3. Physical circuit, motors and motor batteries off-frame (note the jumper cable on the left connecting the ground from the two power sources)
Sparkfun Motor Driver circuit

Step 4: Connect the Arduino

Now wire the Breakout board to the Arduino – both the control pins and the power.

Connect the Power:
The power you’re connecting here is the power needed to drive the TB6612FNG, not the power to drive the motors.
– Connect the Arduino 5V to the VCC
– Connect the Arduino GND to the GND

Connect the Control Pins:
Each motor (labelled A and B) has 3 control inputs: IN1 and IN2 to control the direction it turns, and a PWM input to control speed.  The STBY pin is used to bring the motors to life / put them to sleep
– Pin 3 —> PWMA
– Pin 8 —> AIN2
– Pin 9 —> AIN1
– Pin 10 —> STBY
– Pin 11 —> BIN1
– Pin 12 —> BIN2
– Pin 5 —> PWMB

1. Connect the power
2. Connect the control pins
3. Circuit Diagram
4. Reverse side of the breakout board, showing connection points

Step 5: Connect the Motors

Next is to connect the motors to the breadboard.

Connect Motor Power
Connect the bottom power rail (6V) to the breakout board VM pin

Connect the Output Pins
Connect the A01 & A02 / B01 and B02 pins of the breakout board to the breadboard.  These pairs (01 and 02) will drive each motor – the TB6612FNG will switch the polarity and control the voltage of these to determine the direction and the speed that the motor spins in.

In the next step we’ll connect the motors to the breadboard (with some back EMF protection)

1. Connect the power from the bottom rail
2. Connect the outputs to the breadboard, ready to accept the motor connections.

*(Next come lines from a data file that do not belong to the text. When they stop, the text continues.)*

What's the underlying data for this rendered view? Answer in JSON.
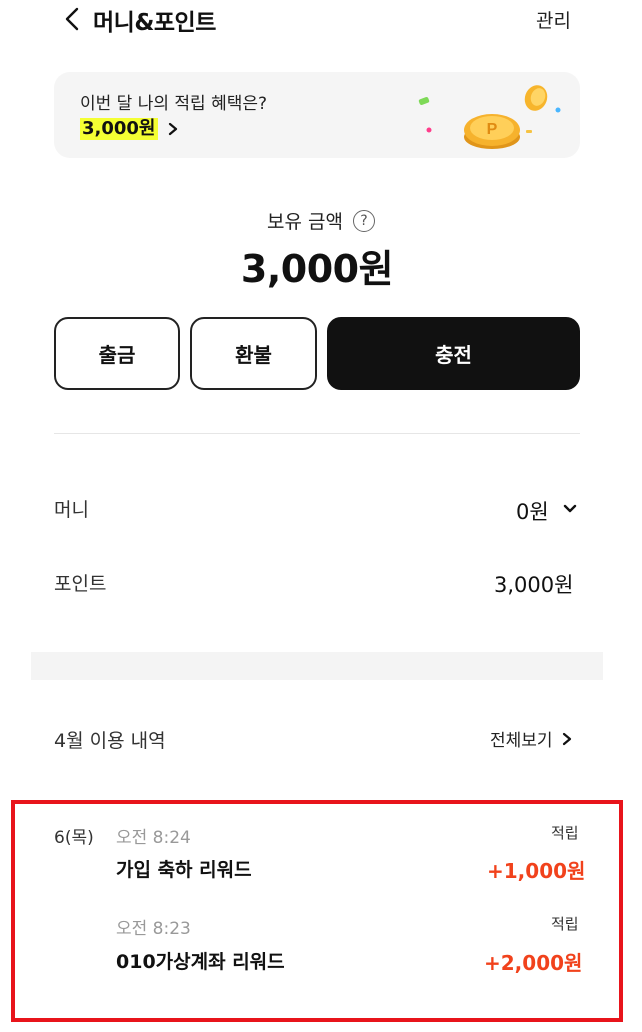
{
  "header": {
    "title": "머니&포인트",
    "manage_label": "관리"
  },
  "banner": {
    "text": "이번 달 나의 적립 혜택은?",
    "amount": "3,000원"
  },
  "balance": {
    "label": "보유 금액",
    "help": "?",
    "amount": "3,000원"
  },
  "actions": {
    "withdraw": "출금",
    "refund": "환불",
    "charge": "충전"
  },
  "money": {
    "label": "머니",
    "value": "0원"
  },
  "points": {
    "label": "포인트",
    "value": "3,000원"
  },
  "history": {
    "title": "4월 이용 내역",
    "view_all": "전체보기",
    "date": "6(목)",
    "transactions": [
      {
        "time": "오전 8:24",
        "name": "가입 축하 리워드",
        "type": "적립",
        "amount": "+1,000원"
      },
      {
        "time": "오전 8:23",
        "name": "010가상계좌 리워드",
        "type": "적립",
        "amount": "+2,000원"
      }
    ]
  },
  "colors": {
    "accent_highlight": "#f4ff33",
    "reward_amount": "#f1421c",
    "annotation_box": "#e8141b",
    "primary_button": "#111111"
  }
}
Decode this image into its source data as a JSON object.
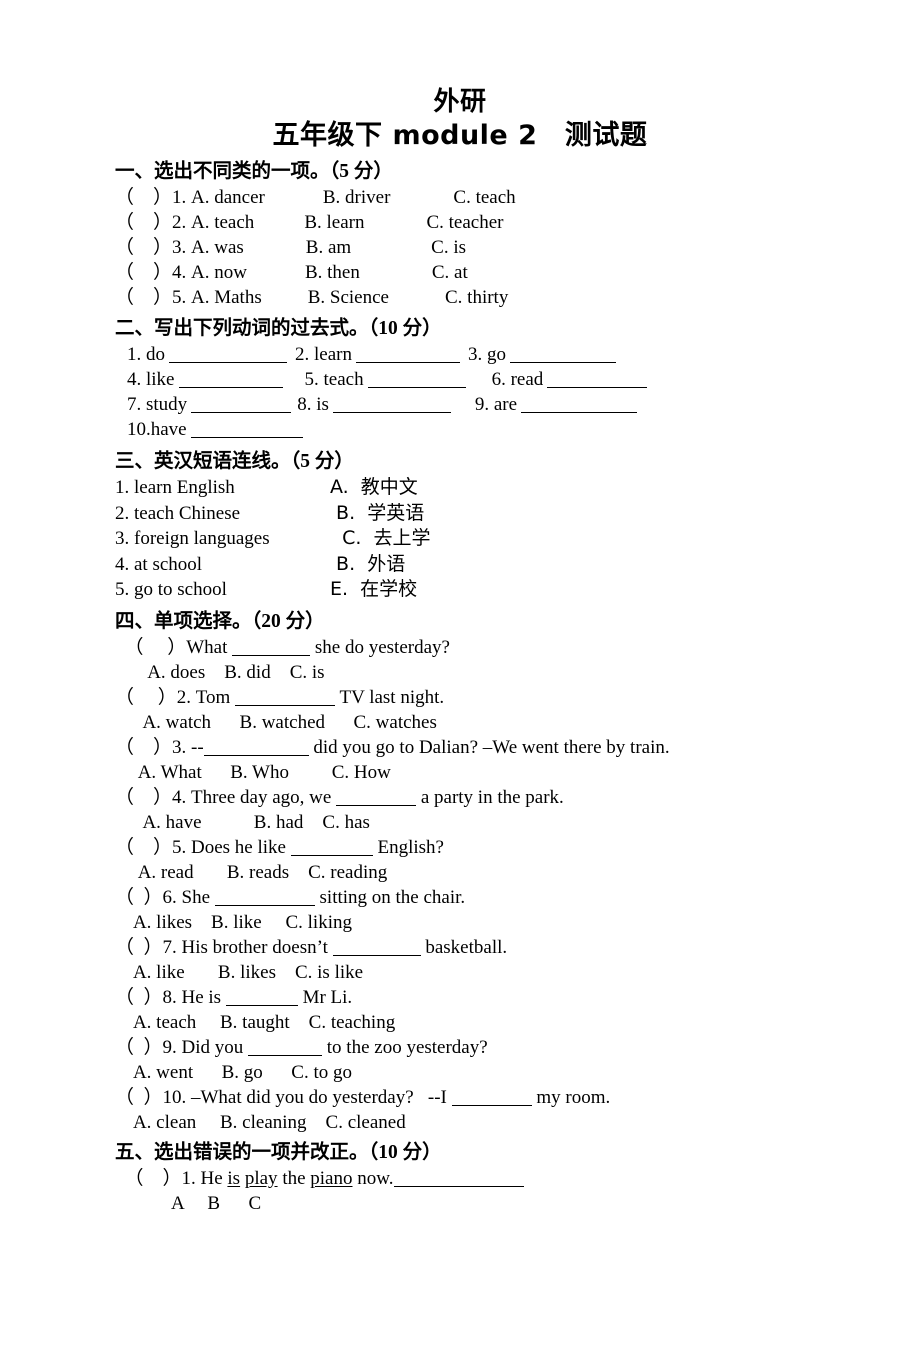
{
  "document": {
    "title_line1": "外研",
    "title_line2": "五年级下 module 2　测试题"
  },
  "sections": [
    {
      "heading": "一、选出不同类的一项。（5 分）",
      "questions": [
        {
          "prefix": "（    ）1. A. dancer",
          "optionB": "B. driver",
          "optionC": "C. teach"
        },
        {
          "prefix": "（    ）2. A. teach",
          "optionB": "B. learn",
          "optionC": "C. teacher"
        },
        {
          "prefix": "（    ）3. A. was",
          "optionB": "B. am",
          "optionC": "C. is"
        },
        {
          "prefix": "（    ）4. A. now",
          "optionB": "B. then",
          "optionC": "C. at"
        },
        {
          "prefix": "（    ）5. A. Maths",
          "optionB": "B. Science",
          "optionC": "C. thirty"
        }
      ]
    },
    {
      "heading": "二、写出下列动词的过去式。（10 分）",
      "rows": [
        {
          "item1": "1. do",
          "item2": "2. learn",
          "item3": "3. go"
        },
        {
          "item1": "4. like",
          "item2": "5. teach",
          "item3": "6. read"
        },
        {
          "item1": "7. study",
          "item2": "8. is",
          "item3": "9. are"
        },
        {
          "item1": "10.have",
          "item2": "",
          "item3": ""
        }
      ]
    },
    {
      "heading": "三、英汉短语连线。（5 分）",
      "pairs": [
        {
          "left": "1. learn English",
          "right": "A.  教中文"
        },
        {
          "left": "2. teach Chinese",
          "right": " B.  学英语"
        },
        {
          "left": "3. foreign languages",
          "right": "  C.  去上学"
        },
        {
          "left": "4. at school",
          "right": " B.  外语"
        },
        {
          "left": "5. go to school",
          "right": "E.  在学校"
        }
      ]
    },
    {
      "heading": "四、单项选择。（20 分）",
      "questions": [
        {
          "stem_pre": "  （     ）What ",
          "stem_post": " she do yesterday?",
          "blank_width": 78,
          "options": "       A. does    B. did    C. is"
        },
        {
          "stem_pre": "（     ）2. Tom ",
          "stem_post": " TV last night.",
          "blank_width": 100,
          "options": "      A. watch      B. watched      C. watches"
        },
        {
          "stem_pre": "（    ）3. --",
          "stem_post": " did you go to Dalian? –We went there by train.",
          "blank_width": 105,
          "options": "     A. What      B. Who         C. How"
        },
        {
          "stem_pre": "（    ）4. Three day ago, we ",
          "stem_post": " a party in the park.",
          "blank_width": 80,
          "options": "      A. have           B. had    C. has"
        },
        {
          "stem_pre": "（    ）5. Does he like ",
          "stem_post": " English?",
          "blank_width": 82,
          "options": "     A. read       B. reads    C. reading"
        },
        {
          "stem_pre": "（  ）6. She ",
          "stem_post": " sitting on the chair.",
          "blank_width": 100,
          "options": "    A. likes    B. like     C. liking"
        },
        {
          "stem_pre": "（  ）7. His brother doesn’t ",
          "stem_post": " basketball.",
          "blank_width": 88,
          "options": "    A. like       B. likes    C. is like"
        },
        {
          "stem_pre": "（  ）8. He is ",
          "stem_post": " Mr Li.",
          "blank_width": 72,
          "options": "    A. teach     B. taught    C. teaching"
        },
        {
          "stem_pre": "（  ）9. Did you ",
          "stem_post": " to the zoo yesterday?",
          "blank_width": 74,
          "options": "    A. went      B. go      C. to go"
        },
        {
          "stem_pre": "（  ）10. –What did you do yesterday?   --I ",
          "stem_post": " my room.",
          "blank_width": 80,
          "options": "    A. clean     B. cleaning    C. cleaned"
        }
      ]
    },
    {
      "heading": "五、选出错误的一项并改正。（10 分）",
      "correction": {
        "pre": "  （    ）1. He ",
        "word_a": "is",
        "mid1": " ",
        "word_b": "play",
        "mid2": " the ",
        "word_c": "piano",
        "post": " now.",
        "answer_blank_width": 130,
        "labels": "            A     B      C"
      }
    }
  ]
}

Note motor battery connected in bottom left

Step 6: Sidetrack – Back EMF Protection

There is loads of info on Back EMF Protection, but I’m not really that technical.  So in my layman’s terms…

EMF (Electromotive Force) is basically current that is generated (in this case) when inertia keeps a motor spinning after its power has been cut.  The motor effectively becomes a generator, and the current it generates “kicks back” into the circuit potentially causing damage to the components.

Luckily there is a way that we can protect against this…

Back EMF Protection is most easily achieved by connecting a diode in parallel to the motor. The diode (in simple terms) directs the voltage back into the motor so that it doesn’t damage the rest of the circuit.  A common diode to use is the 1N4001.

Read more: Sparkfun Motor Driver 1A Dual TB6612FNG using Arduino

Leave a Comment

Your email address will not be published. Required fields are marked *